IADC member Charles Cole and Margaret Fitzsimmons of Schuyler Roche & Crisham, P.C. in Chicago, Illinois successfully defended an emergency medicine physician in a two week jury trial in Joliet, Illinois.
A 47-year-old wheelchair-bound female with multiple sclerosis was sent to the emergency department by her private medical doctor for dehydration along with vague complaints of chest pain, nausea, and vomiting. The patient had been diagnosed and successfully treated for a pulmonary embolism seven months earlier. The defendant emergency medicine physician considered pulmonary embolism in his differential diagnosis but concluded that the patient presented with a low suspicion of that diagnosis. He conducted a standard work-up including a chest x-ray, blood work, and an EKG. The patient was admitted to the hospital for monitoring and further evaluation by a pulmonologist.

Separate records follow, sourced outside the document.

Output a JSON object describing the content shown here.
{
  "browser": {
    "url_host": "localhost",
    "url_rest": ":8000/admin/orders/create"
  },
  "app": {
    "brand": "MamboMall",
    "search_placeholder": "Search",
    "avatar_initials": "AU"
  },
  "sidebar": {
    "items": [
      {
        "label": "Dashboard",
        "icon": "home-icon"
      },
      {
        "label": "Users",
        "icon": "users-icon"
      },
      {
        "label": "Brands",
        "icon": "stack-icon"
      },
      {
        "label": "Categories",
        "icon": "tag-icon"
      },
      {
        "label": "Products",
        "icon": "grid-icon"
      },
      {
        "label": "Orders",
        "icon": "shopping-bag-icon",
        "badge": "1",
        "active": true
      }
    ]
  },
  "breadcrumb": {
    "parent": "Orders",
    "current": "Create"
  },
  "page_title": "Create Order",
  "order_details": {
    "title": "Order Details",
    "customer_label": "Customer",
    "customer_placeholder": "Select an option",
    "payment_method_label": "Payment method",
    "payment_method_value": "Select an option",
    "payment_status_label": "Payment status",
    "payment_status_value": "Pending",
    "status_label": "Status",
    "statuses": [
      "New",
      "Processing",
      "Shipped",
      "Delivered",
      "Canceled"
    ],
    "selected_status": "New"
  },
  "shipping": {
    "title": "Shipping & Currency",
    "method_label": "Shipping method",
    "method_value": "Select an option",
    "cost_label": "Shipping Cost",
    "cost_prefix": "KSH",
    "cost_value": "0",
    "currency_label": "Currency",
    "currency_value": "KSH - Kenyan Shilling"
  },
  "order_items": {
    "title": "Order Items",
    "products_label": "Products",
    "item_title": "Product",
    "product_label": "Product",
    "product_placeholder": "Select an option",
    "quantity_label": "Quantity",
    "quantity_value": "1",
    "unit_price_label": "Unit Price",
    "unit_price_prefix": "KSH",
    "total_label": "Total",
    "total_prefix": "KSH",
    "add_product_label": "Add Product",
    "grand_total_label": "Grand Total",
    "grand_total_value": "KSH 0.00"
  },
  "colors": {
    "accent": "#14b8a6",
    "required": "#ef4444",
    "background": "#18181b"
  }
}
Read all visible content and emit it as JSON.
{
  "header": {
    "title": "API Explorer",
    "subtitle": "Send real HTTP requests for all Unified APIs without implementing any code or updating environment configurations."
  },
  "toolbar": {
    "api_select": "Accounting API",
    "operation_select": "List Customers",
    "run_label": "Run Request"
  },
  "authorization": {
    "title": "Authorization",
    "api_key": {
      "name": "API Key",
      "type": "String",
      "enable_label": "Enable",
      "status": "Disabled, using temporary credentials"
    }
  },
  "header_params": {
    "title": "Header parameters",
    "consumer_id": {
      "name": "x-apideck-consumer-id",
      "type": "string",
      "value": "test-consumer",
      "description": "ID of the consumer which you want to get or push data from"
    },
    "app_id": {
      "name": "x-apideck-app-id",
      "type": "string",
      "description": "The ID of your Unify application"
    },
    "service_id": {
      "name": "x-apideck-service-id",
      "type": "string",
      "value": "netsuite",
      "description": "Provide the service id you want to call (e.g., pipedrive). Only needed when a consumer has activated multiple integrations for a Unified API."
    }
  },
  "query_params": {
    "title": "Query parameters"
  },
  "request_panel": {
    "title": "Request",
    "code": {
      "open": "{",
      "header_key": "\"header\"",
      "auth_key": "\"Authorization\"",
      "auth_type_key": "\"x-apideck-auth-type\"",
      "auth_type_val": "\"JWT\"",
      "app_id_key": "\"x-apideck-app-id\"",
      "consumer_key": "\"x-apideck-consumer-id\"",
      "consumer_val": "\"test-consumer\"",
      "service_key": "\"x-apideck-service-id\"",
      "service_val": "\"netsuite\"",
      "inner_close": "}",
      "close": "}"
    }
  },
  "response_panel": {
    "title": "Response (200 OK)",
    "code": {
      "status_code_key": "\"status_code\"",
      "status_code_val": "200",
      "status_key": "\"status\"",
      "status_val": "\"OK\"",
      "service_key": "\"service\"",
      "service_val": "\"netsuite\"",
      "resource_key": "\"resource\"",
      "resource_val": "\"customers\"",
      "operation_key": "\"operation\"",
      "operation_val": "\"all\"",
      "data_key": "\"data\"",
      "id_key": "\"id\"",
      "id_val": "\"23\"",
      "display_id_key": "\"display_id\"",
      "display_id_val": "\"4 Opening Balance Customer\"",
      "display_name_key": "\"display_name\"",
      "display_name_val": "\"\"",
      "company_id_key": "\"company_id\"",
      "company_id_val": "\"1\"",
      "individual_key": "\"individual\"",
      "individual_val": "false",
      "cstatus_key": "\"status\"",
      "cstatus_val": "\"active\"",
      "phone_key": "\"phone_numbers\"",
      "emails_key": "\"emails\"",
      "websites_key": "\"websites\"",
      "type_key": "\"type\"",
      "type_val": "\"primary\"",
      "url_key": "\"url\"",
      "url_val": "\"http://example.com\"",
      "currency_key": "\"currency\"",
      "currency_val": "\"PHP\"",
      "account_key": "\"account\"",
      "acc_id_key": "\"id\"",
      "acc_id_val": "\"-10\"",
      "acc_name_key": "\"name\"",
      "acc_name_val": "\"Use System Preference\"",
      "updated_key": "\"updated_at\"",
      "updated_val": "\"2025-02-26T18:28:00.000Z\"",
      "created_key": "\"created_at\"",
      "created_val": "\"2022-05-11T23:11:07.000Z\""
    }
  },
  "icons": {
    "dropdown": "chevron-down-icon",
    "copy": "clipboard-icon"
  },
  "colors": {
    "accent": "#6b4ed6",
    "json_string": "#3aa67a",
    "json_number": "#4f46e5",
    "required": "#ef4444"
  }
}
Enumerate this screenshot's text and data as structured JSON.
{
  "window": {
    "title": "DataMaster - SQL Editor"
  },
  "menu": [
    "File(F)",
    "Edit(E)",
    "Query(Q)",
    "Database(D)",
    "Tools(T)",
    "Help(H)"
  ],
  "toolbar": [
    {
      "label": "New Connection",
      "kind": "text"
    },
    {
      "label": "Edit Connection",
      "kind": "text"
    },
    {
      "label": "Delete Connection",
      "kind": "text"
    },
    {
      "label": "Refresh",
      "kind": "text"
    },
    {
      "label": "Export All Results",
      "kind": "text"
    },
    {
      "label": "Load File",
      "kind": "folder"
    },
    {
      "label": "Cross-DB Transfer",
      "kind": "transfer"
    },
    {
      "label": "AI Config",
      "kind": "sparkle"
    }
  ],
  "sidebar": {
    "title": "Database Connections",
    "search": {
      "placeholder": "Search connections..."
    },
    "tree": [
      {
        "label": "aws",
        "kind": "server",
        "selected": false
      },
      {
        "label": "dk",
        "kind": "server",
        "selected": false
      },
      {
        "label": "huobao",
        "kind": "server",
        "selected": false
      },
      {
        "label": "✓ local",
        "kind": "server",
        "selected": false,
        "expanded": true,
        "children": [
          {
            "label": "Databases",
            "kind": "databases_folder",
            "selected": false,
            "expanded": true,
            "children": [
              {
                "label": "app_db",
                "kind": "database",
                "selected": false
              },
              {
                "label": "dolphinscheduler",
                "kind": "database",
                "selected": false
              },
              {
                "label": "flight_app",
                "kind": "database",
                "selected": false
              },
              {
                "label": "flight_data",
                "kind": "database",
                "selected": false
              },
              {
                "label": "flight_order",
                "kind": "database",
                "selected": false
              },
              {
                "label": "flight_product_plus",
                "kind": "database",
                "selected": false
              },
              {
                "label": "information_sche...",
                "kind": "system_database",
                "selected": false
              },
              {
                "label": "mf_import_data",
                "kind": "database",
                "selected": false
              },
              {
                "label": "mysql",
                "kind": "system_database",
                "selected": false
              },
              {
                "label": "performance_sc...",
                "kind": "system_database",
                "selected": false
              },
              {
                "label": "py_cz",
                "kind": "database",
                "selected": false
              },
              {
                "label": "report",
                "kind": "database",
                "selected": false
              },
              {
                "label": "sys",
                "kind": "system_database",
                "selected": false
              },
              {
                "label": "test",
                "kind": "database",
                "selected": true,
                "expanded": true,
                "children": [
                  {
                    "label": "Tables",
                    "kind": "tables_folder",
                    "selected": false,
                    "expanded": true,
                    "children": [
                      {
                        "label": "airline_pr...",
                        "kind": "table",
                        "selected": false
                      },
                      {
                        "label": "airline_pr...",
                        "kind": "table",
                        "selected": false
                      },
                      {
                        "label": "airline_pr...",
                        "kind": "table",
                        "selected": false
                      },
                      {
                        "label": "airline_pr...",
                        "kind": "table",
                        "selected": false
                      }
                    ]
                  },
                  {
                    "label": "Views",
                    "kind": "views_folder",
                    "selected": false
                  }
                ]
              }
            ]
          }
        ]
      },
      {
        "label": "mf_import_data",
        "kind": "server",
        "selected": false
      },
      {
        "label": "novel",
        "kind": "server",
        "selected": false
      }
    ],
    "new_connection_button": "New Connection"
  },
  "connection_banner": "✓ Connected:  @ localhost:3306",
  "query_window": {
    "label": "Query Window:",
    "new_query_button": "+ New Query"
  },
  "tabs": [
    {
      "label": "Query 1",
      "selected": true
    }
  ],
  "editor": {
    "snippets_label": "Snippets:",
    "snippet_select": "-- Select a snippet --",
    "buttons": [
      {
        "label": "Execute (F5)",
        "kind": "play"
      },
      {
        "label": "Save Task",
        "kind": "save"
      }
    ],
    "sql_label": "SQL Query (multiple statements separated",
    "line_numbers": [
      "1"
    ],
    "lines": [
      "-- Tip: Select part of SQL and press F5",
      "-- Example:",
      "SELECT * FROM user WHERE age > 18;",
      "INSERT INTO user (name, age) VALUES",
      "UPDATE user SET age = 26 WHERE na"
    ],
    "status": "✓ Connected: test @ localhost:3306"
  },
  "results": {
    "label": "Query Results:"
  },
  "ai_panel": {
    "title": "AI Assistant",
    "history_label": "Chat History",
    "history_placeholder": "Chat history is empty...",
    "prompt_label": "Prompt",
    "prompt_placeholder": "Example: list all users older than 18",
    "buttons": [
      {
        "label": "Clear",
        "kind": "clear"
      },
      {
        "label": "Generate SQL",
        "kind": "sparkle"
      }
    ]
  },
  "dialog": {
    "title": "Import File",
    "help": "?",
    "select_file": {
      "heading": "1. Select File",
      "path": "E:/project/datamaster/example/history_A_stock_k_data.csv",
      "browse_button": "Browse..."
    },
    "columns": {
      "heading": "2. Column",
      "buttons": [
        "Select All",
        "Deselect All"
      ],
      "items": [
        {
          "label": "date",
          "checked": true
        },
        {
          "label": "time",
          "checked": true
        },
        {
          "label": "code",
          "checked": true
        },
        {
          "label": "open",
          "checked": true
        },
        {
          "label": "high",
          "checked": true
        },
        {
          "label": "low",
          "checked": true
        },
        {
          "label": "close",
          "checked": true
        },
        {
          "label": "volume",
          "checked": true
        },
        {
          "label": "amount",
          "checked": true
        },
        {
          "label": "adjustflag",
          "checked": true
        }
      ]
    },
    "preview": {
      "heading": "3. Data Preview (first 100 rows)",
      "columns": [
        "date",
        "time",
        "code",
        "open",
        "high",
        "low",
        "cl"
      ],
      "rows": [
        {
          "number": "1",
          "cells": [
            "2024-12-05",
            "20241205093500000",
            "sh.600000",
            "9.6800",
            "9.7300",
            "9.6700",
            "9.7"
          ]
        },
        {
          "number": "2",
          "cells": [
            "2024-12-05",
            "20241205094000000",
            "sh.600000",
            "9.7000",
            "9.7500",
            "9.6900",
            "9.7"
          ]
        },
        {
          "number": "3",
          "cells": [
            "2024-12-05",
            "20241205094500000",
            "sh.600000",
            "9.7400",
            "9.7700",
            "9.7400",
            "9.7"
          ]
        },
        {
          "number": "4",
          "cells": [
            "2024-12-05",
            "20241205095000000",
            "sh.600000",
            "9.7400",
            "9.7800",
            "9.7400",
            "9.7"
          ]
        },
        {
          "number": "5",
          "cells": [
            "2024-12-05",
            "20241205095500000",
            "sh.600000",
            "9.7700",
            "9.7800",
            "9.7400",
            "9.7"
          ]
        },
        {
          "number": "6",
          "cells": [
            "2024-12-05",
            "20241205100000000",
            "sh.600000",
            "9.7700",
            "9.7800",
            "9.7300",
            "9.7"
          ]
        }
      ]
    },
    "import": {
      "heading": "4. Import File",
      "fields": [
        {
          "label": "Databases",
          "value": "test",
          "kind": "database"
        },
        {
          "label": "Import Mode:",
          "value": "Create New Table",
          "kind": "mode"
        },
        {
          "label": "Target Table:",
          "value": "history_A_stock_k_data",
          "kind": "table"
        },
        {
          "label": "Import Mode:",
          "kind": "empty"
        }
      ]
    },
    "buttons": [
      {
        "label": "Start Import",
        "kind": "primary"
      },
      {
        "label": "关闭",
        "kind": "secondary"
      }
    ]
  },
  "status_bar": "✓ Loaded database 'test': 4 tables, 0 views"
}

The patient suffered a massive cardiac arrest a little more than 24 hours after admission and died. She was survived by a husband and three adult children and several grandchildren. There was no autopsy and the cause and manner of death were hotly contested. The plaintiff contended that the cause of death was an undiagnosed and untreated pulmonary embolus that was missed by the defendant physician. The defense contended that pulmonary embolism was very unlikely based upon the patient’s presentation and that the standard of care did not require a work-up or treatment for a pulmonary embolism.
The jury deliberated over the course of two days before reaching a defense verdict.